The Batman looks great, though. He's a colossus who walks through fire, while the art style is rich in all those anime shadows you never get in Western animation.
3. FIELD TEST (Bee Train)
Welcome to the most anime-ish character design for Bruce Wayne I've ever seen. You could put him in shoujo manga. On the upside, this is the first segment on the DVD to step closer to the Batman and let us see him talk and think. However on the downside, this is a story about a gadget, not a character point. Lucius Fox has invented something. Bruce talks to him about it in the lab. Bruce plays golf with a bad guy and uses the gadget. Bruce dresses up as Batman, fights bad guys and again uses the gadget, although yet again it's only gangsters he's up against. Bruce decides not to use the gadget again. Gee, I guess I just spoiled this thrill-packed adventure for you.
This is the one with Killer Croc and the Scarecrow. I liked them, but I'd have liked them even more if the story hadn't been coming at them so slantwise. It's not a bad segment, though.
This is the episode that felt most like anime to me, thanks to the character work. I don't mean Batman, of course, but there's a spiritual woman in India who's teaching him how to use his pain. We see her in a flashback, which itself has further flashbacks. I liked her. She was good.
The story structure's as untraditional as anything else on the DVD, though. No villains. No mad schemes. Instead we have an injured Batman struggling through the sewers and having flashbacks to the days when he was doing volunteer work in a relief hospital in a warzone, or living in India to study with the fakirs.
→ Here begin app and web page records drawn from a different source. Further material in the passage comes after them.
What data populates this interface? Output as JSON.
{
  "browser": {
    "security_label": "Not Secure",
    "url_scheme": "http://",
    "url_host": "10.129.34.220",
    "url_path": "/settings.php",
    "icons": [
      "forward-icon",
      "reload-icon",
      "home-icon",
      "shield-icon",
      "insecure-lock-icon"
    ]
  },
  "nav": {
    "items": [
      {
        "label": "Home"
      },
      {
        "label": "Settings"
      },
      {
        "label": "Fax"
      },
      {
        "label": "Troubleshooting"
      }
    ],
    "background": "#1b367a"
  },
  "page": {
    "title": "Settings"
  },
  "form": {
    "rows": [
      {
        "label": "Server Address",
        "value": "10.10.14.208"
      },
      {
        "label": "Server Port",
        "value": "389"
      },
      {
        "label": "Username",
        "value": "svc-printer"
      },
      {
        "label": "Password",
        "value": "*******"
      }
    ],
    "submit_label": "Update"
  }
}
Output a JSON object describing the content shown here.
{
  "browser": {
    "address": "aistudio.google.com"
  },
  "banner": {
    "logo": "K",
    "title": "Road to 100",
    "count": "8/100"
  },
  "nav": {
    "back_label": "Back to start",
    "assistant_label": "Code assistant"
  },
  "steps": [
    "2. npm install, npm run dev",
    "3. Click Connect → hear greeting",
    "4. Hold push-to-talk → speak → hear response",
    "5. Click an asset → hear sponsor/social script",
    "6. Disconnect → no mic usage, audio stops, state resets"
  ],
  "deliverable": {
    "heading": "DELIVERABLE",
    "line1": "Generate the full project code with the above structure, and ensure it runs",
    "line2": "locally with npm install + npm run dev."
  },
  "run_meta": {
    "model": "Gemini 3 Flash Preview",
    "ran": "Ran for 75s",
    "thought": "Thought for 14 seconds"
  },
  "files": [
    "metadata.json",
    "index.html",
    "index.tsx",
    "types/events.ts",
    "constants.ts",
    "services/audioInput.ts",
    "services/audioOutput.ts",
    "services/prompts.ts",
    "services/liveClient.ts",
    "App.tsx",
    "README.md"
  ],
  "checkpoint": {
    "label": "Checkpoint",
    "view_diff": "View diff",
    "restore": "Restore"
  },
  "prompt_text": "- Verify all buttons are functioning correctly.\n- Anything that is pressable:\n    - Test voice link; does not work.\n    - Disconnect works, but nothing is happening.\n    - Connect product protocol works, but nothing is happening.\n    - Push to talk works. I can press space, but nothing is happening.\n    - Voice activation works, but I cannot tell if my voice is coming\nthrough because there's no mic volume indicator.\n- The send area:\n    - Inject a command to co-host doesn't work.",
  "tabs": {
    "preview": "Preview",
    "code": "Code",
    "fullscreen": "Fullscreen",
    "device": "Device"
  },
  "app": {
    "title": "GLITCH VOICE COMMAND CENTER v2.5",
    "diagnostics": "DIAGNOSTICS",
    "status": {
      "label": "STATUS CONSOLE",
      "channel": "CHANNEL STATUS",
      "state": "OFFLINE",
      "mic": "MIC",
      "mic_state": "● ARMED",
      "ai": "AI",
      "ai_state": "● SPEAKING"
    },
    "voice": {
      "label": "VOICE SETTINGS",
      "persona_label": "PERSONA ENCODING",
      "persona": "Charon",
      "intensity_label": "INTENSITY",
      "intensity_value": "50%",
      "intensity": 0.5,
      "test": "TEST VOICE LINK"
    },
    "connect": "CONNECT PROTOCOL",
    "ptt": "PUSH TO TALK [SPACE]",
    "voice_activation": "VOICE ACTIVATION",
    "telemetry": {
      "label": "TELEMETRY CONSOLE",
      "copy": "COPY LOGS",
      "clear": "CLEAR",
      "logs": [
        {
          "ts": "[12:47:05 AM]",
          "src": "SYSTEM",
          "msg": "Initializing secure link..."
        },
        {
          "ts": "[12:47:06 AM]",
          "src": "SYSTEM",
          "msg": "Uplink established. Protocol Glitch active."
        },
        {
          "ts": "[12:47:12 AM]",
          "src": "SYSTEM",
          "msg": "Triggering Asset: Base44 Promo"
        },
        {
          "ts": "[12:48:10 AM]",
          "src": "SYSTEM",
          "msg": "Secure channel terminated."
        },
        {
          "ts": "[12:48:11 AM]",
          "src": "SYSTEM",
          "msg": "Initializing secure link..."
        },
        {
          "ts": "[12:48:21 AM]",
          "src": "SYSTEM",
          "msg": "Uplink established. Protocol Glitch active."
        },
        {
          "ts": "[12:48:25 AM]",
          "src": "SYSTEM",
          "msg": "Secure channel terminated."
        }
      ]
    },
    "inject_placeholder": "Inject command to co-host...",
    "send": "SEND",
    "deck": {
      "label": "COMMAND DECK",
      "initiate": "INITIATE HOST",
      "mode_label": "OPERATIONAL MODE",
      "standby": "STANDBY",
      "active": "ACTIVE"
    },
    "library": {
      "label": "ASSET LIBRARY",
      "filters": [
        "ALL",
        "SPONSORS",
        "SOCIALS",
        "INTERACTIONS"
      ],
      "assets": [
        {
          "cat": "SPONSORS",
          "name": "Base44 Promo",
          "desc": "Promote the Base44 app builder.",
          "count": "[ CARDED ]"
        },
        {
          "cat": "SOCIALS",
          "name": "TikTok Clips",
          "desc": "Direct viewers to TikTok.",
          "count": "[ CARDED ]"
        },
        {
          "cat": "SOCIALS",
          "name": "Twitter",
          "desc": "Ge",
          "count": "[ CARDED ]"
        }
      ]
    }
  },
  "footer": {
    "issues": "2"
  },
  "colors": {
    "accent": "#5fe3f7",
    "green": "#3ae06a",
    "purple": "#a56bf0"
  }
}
The story ends with Batman being unable to take Alfred's hand to get out of the sewer because his arms are full of all the guns he's been collecting, which I can appreciate as a piece of symbolism while also finding a bit dull as an ending to the story.
6. DEADSHOT (Madhouse)
This is the traditional one. That's a good thing, by the way. We have a villain, Deadshot, who's brilliant at killing people. He comes to Gotham. You can fill in the rest yourself. I quite liked this one, with my only caveats being the characterisation of Deadshot and the rather obvious afterword in which Batman muses about his parents' deaths, saying "maybe I've been trying to stop these two bullets all my life."
Overall I wouldn't recommend these. There's so much Batman stuff out there that you could keep going for quite a while without having to go near these six segments, while the main selling point of "anime Batman" didn't turn out to be much of a thrill after all. The animation looks impressive, yes, but there's been no coordination on getting the recurring characters (e.g. Allen and Ramirez) to look like each other and I occasionally disagreed with the animators' choices on the dialogue scenes. Maybe it's a translation issue. I don't know. If they ever try something like this again, I'd be much more interested if they threw the ball to some Japanese anime scriptwriters and let them go as batshit crazy as they liked. That would have been a project worth watching.
Personally I'd have preferred it in Japanese as well, although that's probably just me. Anime should always be in Japanese. That's just the law.